Water quality is the foundation to successful Freshwater Stingray Care. Every ray keeper knows this, and we all strive to ensure the very best conditions for our prized pets.
We have recently been contacted by two different clients with horrific situations that have been honest mistakes, but the consequences have been catastrophic.
Both these stories are terrible, and we are deeply sorry for the people concerned. The purpose of this post is to raise awareness for fellow ray keepers and to try and prevent such tragedy for other people.
Before starting his 50% routine water change on his tank this ray keeper decided make life a bit easier and buy a standard garden length of hose to stop using buckets to carry water. Happy with his new purchase, he connected the new hose pipe to his water source and started filling his tank.
After a few minutes he noticed all his rays darting around the tank, up the glass and falling backwards toward the bottom. Only having added about 20% freshwater through this new hose. He desperately emptied more water and started filling with the buckets.
But it was too late. Within 15 minutes four out of his six rays are all dead. Only two survived out of six healthy rays.
The only difference that he did this time around was use a brand-new hose pipe. So, we can only assume that the hose pipe contained a strong chemical of some description that has poisoned the water.
A very harsh lesson to learn from. Please ensure that you buy any hose pipe from your local fish shop. Alternatively, please make sure the hose has been thoroughly rinsed before use.
Another gent called us with another story about collecting some rays from another hobbyist. Collecting a total of four new rays. Because he only had two poly boxes he bought two black plastic containers to transport the other two rays.
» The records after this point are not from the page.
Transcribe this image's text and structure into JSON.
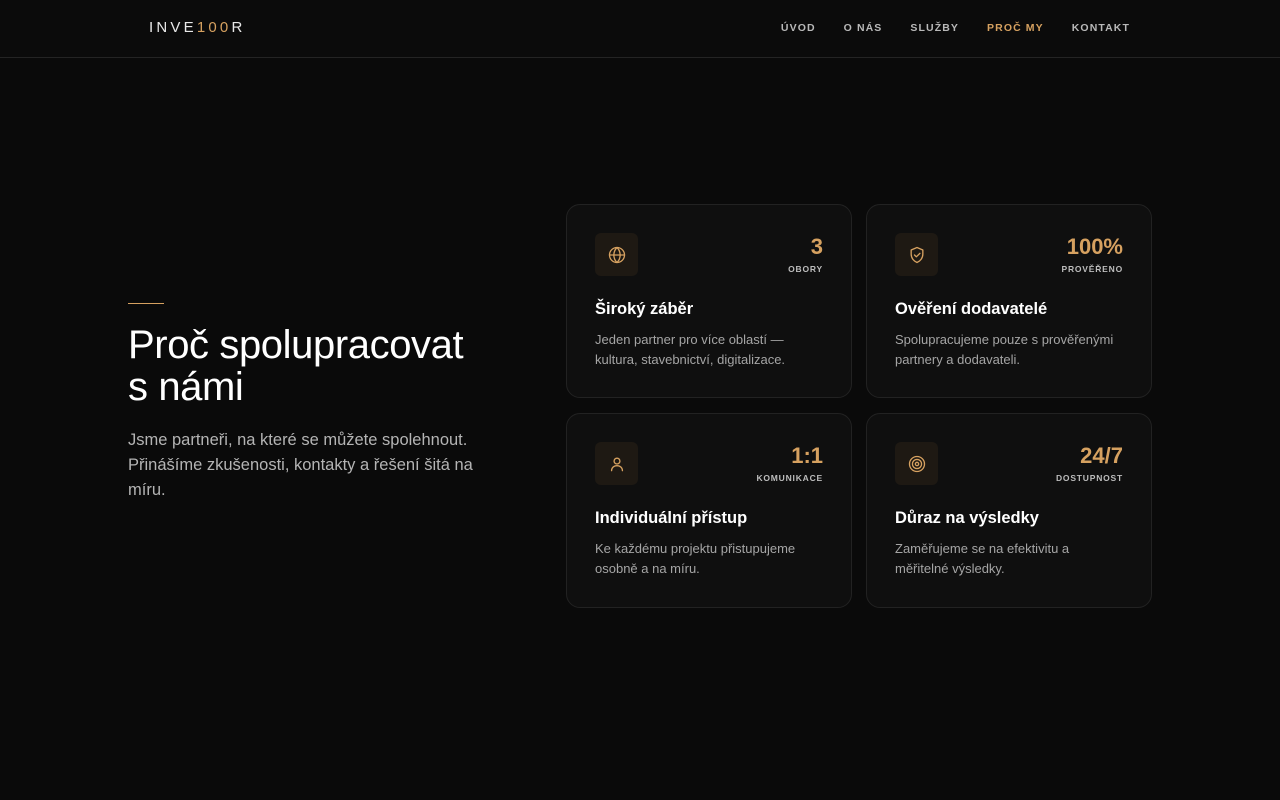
{
  "header": {
    "logo_prefix": "INVE",
    "logo_accent": "100",
    "logo_suffix": "R",
    "nav": [
      {
        "label": "ÚVOD"
      },
      {
        "label": "O NÁS"
      },
      {
        "label": "SLUŽBY"
      },
      {
        "label": "PROČ MY",
        "active": true
      },
      {
        "label": "KONTAKT"
      }
    ]
  },
  "hero": {
    "title_line1": "Proč spolupracovat",
    "title_line2": "s námi",
    "description": "Jsme partneři, na které se můžete spolehnout. Přinášíme zkušenosti, kontakty a řešení šitá na míru."
  },
  "cards": [
    {
      "icon": "globe-icon",
      "stat_value": "3",
      "stat_label": "OBORY",
      "title": "Široký záběr",
      "description": "Jeden partner pro více oblastí — kultura, stavebnictví, digitalizace."
    },
    {
      "icon": "shield-check-icon",
      "stat_value": "100%",
      "stat_label": "PROVĚŘENO",
      "title": "Ověření dodavatelé",
      "description": "Spolupracujeme pouze s prověřenými partnery a dodavateli."
    },
    {
      "icon": "user-icon",
      "stat_value": "1:1",
      "stat_label": "KOMUNIKACE",
      "title": "Individuální přístup",
      "description": "Ke každému projektu přistupujeme osobně a na míru."
    },
    {
      "icon": "target-icon",
      "stat_value": "24/7",
      "stat_label": "DOSTUPNOST",
      "title": "Důraz na výsledky",
      "description": "Zaměřujeme se na efektivitu a měřitelné výsledky."
    }
  ],
  "colors": {
    "background": "#0a0a0a",
    "accent": "#d6a160",
    "card_background": "#0f0f0f",
    "card_border": "#222222"
  }
}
The total journey time was only 20 mins back to his house.
Sadly, upon getting back to his two rays in the plastic containers they were both dead and the two in the poly box were alive.
Again, there are possible other factors like stress, ammonia in the tub, lack of oxygen etc, but it does make you think that possibly something in the box contaminated the water?
We hope this post has been helpful.
For more information on Freshwater Stingray Care please read our Freshwater Stingray Guide